As part of the 2007 series of Coast, The Open University and Crown Estates came together to organise a range of events around the country, the final event being held at the National Maritime Museum, Greenwich.
I’m Holly Berry, and Reclaimed Fashion is the name of my company and my workshops that I do, and it’s what it says on the label really, you're recycling materials into new fashion garments.
I'm a designer but I spend a lot of time doing workshops like this around London to highlight the detrimental affects of the fashion industry on the world and offer an alternative method in recycling and thinking about ethical fashion.
And that’s what I'm doing today is talking to people, the whole thing is about the environment and design, but also working with young people to get them to think more about where their clothes come from, who’s made their clothes, who’s died making their clothes, how much they’ve spent on their clothes and what happens to their clothes when they're not fashionable any more or they’ve worn them twice, or can’t be bothered to wash them.
And it all basically comes through, well a lot of it goes to landfill and a lot of it goes into recycling centres where I get donations from the recycling centre to do workshops like this to educate people about what happens.
What do you think people are specifically getting out of it?
I think a little bit of an education; an insight into ethical fashion. I think it’s all over the news and the press at the moment but you're hardly ever offered an alternative that isn't a really expensive new label down Islington that’s cost loads of money and you have to be a tree hugger to want to buy it, and it’s all hippy.
And I think what I'm trying to offer is an alternative message that’s very much more about yourself, making it fashionable for yourself, not me preaching to the converted and selling to people who want to buy ethical fashion but me, not selling to, but talking to people and creating a buzz about what's wrong and right in the world and what people can do to make it their own and take ownership of a problem and ownership of their wardrobes as well.

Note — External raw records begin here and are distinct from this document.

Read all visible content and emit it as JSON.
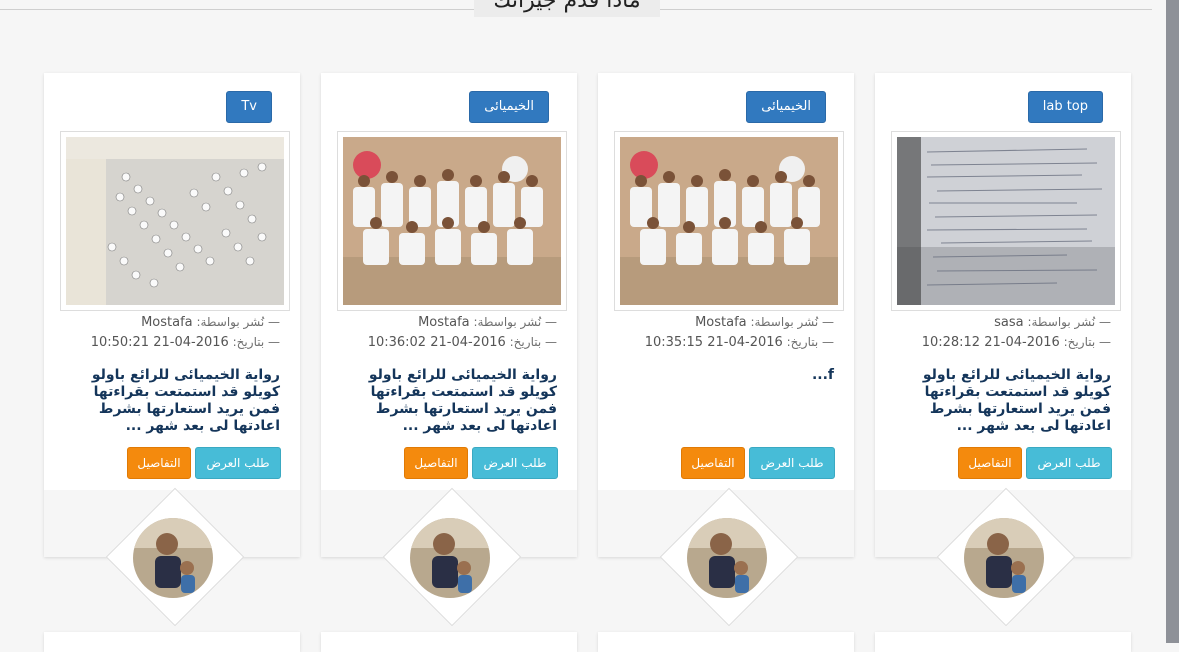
{
  "section": {
    "title": "ماذا قدم جيرانك"
  },
  "labels": {
    "posted_by": "— نُشر بواسطة:",
    "date": "— بتاريخ:",
    "request_button": "طلب العرض",
    "details_button": "التفاصيل"
  },
  "cards": [
    {
      "category": "lab top",
      "author": "sasa",
      "date": "2016-04-21 10:28:12",
      "description": "رواية الخيميائى للرائع باولو كويلو قد استمتعت بقراءتها فمن يريد استعارتها بشرط اعادتها لى بعد شهر ..."
    },
    {
      "category": "الخيميائى",
      "author": "Mostafa",
      "date": "2016-04-21 10:35:15",
      "description": "f..."
    },
    {
      "category": "الخيميائى",
      "author": "Mostafa",
      "date": "2016-04-21 10:36:02",
      "description": "رواية الخيميائى للرائع باولو كويلو قد استمتعت بقراءتها فمن يريد استعارتها بشرط اعادتها لى بعد شهر ..."
    },
    {
      "category": "Tv",
      "author": "Mostafa",
      "date": "2016-04-21 10:50:21",
      "description": "رواية الخيميائى للرائع باولو كويلو قد استمتعت بقراءتها فمن يريد استعارتها بشرط اعادتها لى بعد شهر ..."
    }
  ],
  "colors": {
    "category_button": "#3179bf",
    "request_button": "#47bcd7",
    "details_button": "#f48a0d",
    "description_text": "#14355a"
  }
}
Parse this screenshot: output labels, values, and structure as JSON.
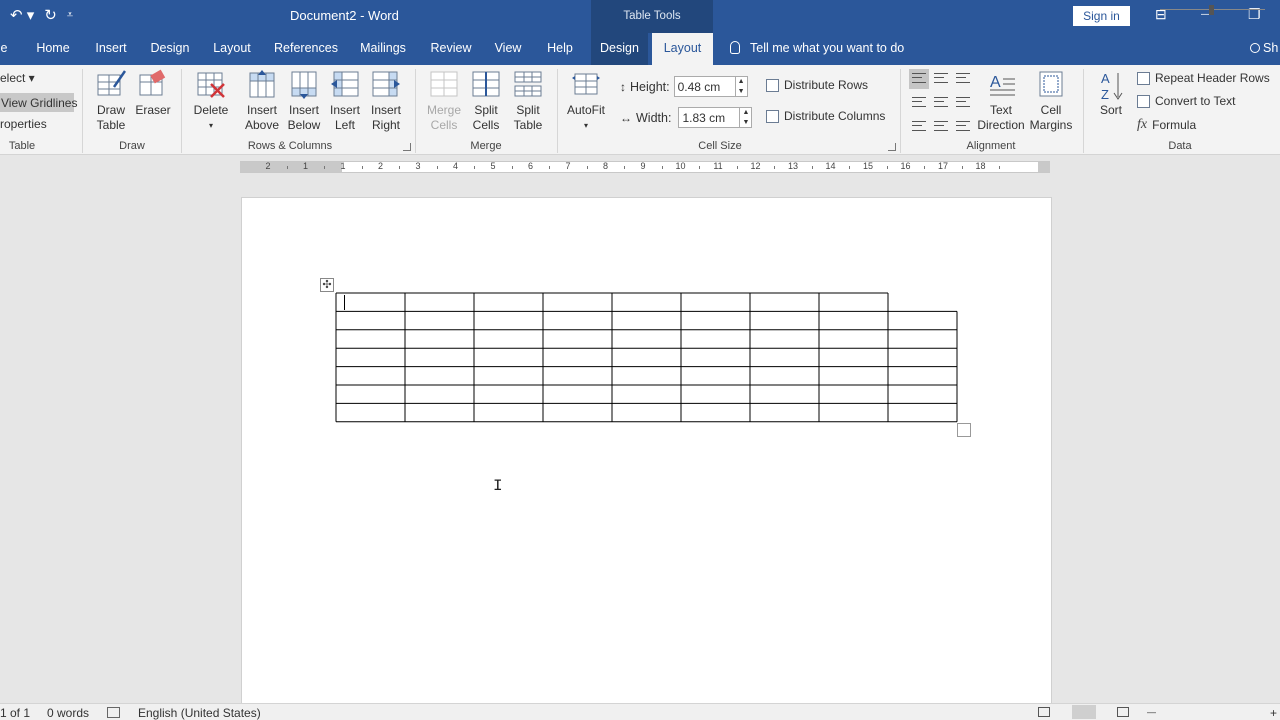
{
  "titlebar": {
    "document_title": "Document2 - Word",
    "contextual_header": "Table Tools",
    "sign_in": "Sign in",
    "undo_glyph": "↶ ▾",
    "redo_glyph": "↻",
    "qat_glyph": "⩡",
    "display_options_glyph": "⊟",
    "minimize_glyph": "—",
    "restore_glyph": "❐"
  },
  "tabs": [
    {
      "label": "e"
    },
    {
      "label": "Home"
    },
    {
      "label": "Insert"
    },
    {
      "label": "Design"
    },
    {
      "label": "Layout"
    },
    {
      "label": "References"
    },
    {
      "label": "Mailings"
    },
    {
      "label": "Review"
    },
    {
      "label": "View"
    },
    {
      "label": "Help"
    },
    {
      "label": "Design"
    },
    {
      "label": "Layout"
    }
  ],
  "tell_me": "Tell me what you want to do",
  "share": "Sh",
  "ribbon": {
    "table_group": {
      "label": "Table",
      "select": "elect ▾",
      "view_gridlines": "View Gridlines",
      "properties": "roperties"
    },
    "draw_group": {
      "label": "Draw",
      "draw_table_1": "Draw",
      "draw_table_2": "Table",
      "eraser": "Eraser"
    },
    "rows_columns_group": {
      "label": "Rows & Columns",
      "delete": "Delete",
      "delete_caret": "▾",
      "insert_above_1": "Insert",
      "insert_above_2": "Above",
      "insert_below_1": "Insert",
      "insert_below_2": "Below",
      "insert_left_1": "Insert",
      "insert_left_2": "Left",
      "insert_right_1": "Insert",
      "insert_right_2": "Right"
    },
    "merge_group": {
      "label": "Merge",
      "merge_cells_1": "Merge",
      "merge_cells_2": "Cells",
      "split_cells_1": "Split",
      "split_cells_2": "Cells",
      "split_table_1": "Split",
      "split_table_2": "Table"
    },
    "cell_size_group": {
      "label": "Cell Size",
      "autofit": "AutoFit",
      "autofit_caret": "▾",
      "height_label": "Height:",
      "height_value": "0.48 cm",
      "width_label": "Width:",
      "width_value": "1.83 cm",
      "distribute_rows": "Distribute Rows",
      "distribute_columns": "Distribute Columns"
    },
    "alignment_group": {
      "label": "Alignment",
      "text_direction_1": "Text",
      "text_direction_2": "Direction",
      "cell_margins_1": "Cell",
      "cell_margins_2": "Margins"
    },
    "data_group": {
      "label": "Data",
      "sort": "Sort",
      "repeat_header_rows": "Repeat Header Rows",
      "convert_to_text": "Convert to Text",
      "formula": "Formula",
      "formula_glyph": "fx"
    }
  },
  "ruler": {
    "numbers": [
      "2",
      "1",
      "1",
      "2",
      "3",
      "4",
      "5",
      "6",
      "7",
      "8",
      "9",
      "10",
      "11",
      "12",
      "13",
      "14",
      "15",
      "16",
      "17",
      "18"
    ]
  },
  "table": {
    "rows": 7,
    "columns": 9,
    "first_row_columns": 8
  },
  "statusbar": {
    "page": "1 of 1",
    "words": "0 words",
    "language": "English (United States)",
    "zoom_out": "—",
    "zoom_in": "+"
  },
  "icons": {
    "move_handle": "✣",
    "ibeam": "I"
  },
  "colors": {
    "brand_blue": "#2b579a",
    "contextual_blue": "#22477c",
    "ribbon_bg": "#f3f3f3",
    "canvas_bg": "#e6e6e6"
  }
}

Because I'm a trained fashion designer, and that is what I do, that is what my business is, but I think education’s also a really important part of that. Because I found, when I was studying, and when I was entering into the fashion industry with my label, it’s really impossible to get people, grown up people, to change their opinions, change their buying habits.

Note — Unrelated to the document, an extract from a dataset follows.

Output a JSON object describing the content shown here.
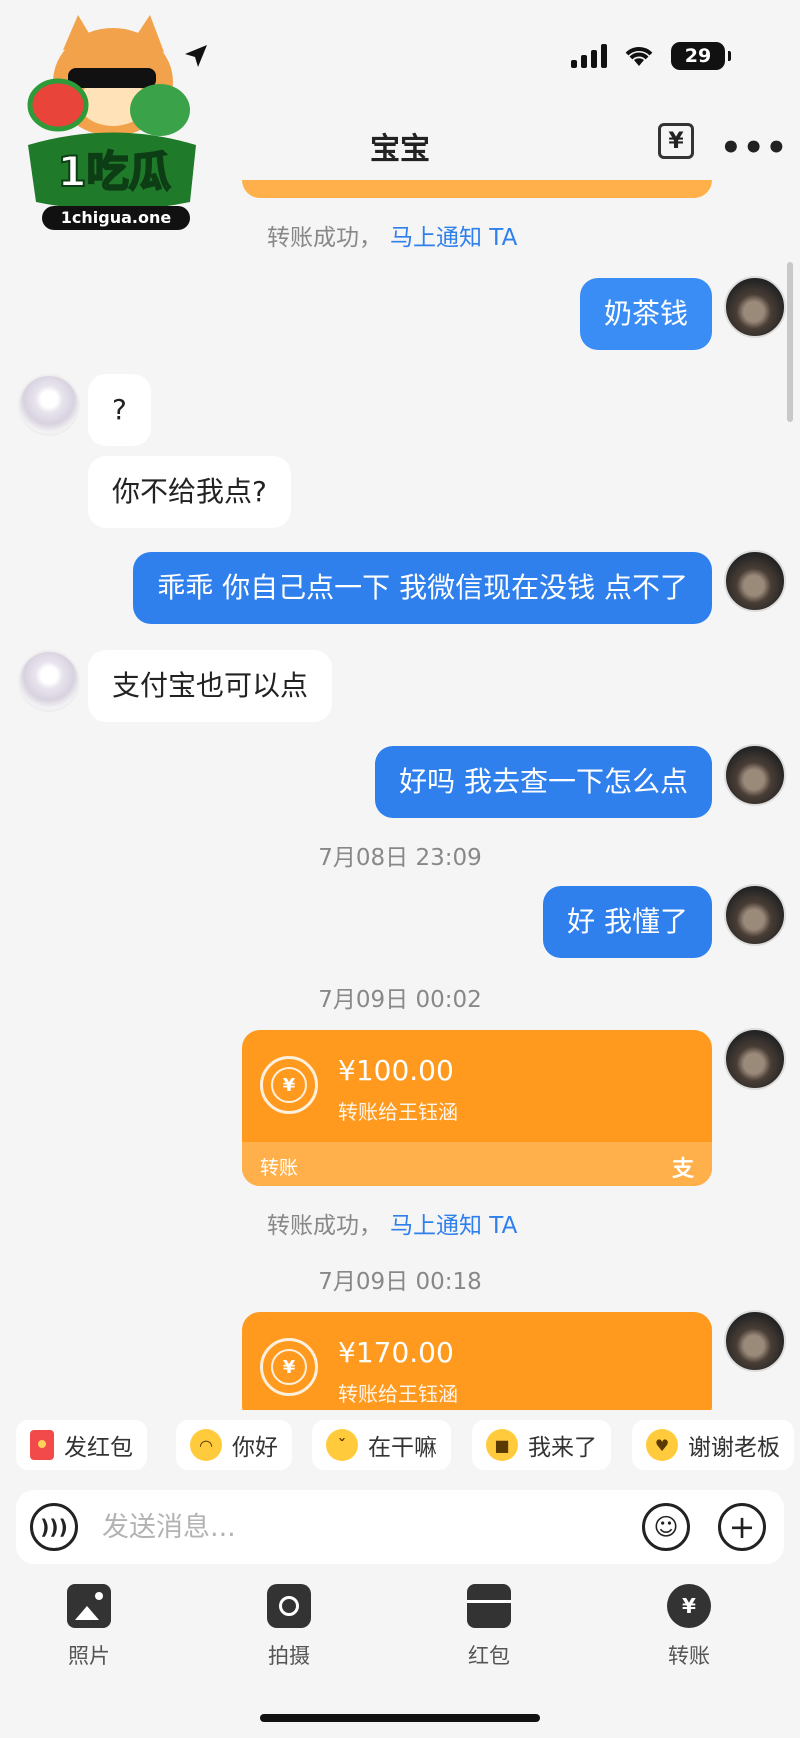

People are lazy, they don’t want to walk down a road for half an hour to find a recycling centre, they don’t want to look for their clothes in obscure places, they just want convenience because everybody’s very lazy in what they do and what they buy, what they make, what they throw away, how they throw it away.
So I mainly work with little people who haven't formed those lazy ideas yet and who everything that I say make so much sense to them because they don’t have those buying habits or shopping habits or throwing away habits.
So yes I tend to work with children because they listen better.
And do you really notice a big difference when they leave you?
Yes, lots of funny little statements. I've got here, loads of little pledges that people have made about what they're going to do, but often the little ones can’t really believe what happens, and they don’t know why, and sit and say things, ‘I can’t believe what you can make out of all this rubbish, I can’t believe why people have thrown this away,’ and all this sort of stuff.
So yes I think it has an impact, it opens their eyes. And whether they go home and tell their parents about it and demand that their parents start tidying up their recycling habits, or whether it just remains with them when they become consumers or politicians, or parents or admin assistants, whatever they're going to be, you know, it’s talking to as many different people as you can when they're at a young age - I think things stay with you when you're a kid.